- Task requirements
The response must consist of all the entries, duplicated without alteration.

↓↓↓

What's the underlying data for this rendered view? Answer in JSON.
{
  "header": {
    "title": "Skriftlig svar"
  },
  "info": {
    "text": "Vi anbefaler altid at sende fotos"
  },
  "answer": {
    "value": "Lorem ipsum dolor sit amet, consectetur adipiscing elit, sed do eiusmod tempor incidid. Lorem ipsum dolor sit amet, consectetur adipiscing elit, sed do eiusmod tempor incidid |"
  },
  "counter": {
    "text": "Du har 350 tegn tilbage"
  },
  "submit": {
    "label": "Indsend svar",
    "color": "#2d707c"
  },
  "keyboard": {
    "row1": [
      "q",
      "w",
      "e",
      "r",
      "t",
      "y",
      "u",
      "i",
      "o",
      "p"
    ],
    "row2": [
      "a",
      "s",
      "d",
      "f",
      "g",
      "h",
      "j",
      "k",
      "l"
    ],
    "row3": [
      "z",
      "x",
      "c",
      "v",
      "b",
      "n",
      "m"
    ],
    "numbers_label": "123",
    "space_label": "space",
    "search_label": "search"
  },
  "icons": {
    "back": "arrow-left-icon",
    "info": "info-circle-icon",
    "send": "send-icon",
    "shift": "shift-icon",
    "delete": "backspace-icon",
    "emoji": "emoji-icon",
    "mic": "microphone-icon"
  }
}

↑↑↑

- Result
What's the underlying data for this rendered view? Answer in JSON.
{
  "header": {
    "title": "Skriftlig svar"
  },
  "info": {
    "text": "Vi anbefaler altid at sende fotos"
  },
  "answer": {
    "value": "Lorem ipsum dolor sit amet, consectetur adipiscing elit, sed do eiusmod tempor incidid. Lorem ipsum dolor sit amet, consectetur adipiscing elit, sed do eiusmod tempor incidid |"
  },
  "counter": {
    "text": "Du har 350 tegn tilbage"
  },
  "submit": {
    "label": "Indsend svar",
    "color": "#2d707c"
  },
  "keyboard": {
    "row1": [
      "q",
      "w",
      "e",
      "r",
      "t",
      "y",
      "u",
      "i",
      "o",
      "p"
    ],
    "row2": [
      "a",
      "s",
      "d",
      "f",
      "g",
      "h",
      "j",
      "k",
      "l"
    ],
    "row3": [
      "z",
      "x",
      "c",
      "v",
      "b",
      "n",
      "m"
    ],
    "numbers_label": "123",
    "space_label": "space",
    "search_label": "search"
  },
  "icons": {
    "back": "arrow-left-icon",
    "info": "info-circle-icon",
    "send": "send-icon",
    "shift": "shift-icon",
    "delete": "backspace-icon",
    "emoji": "emoji-icon",
    "mic": "microphone-icon"
  }
}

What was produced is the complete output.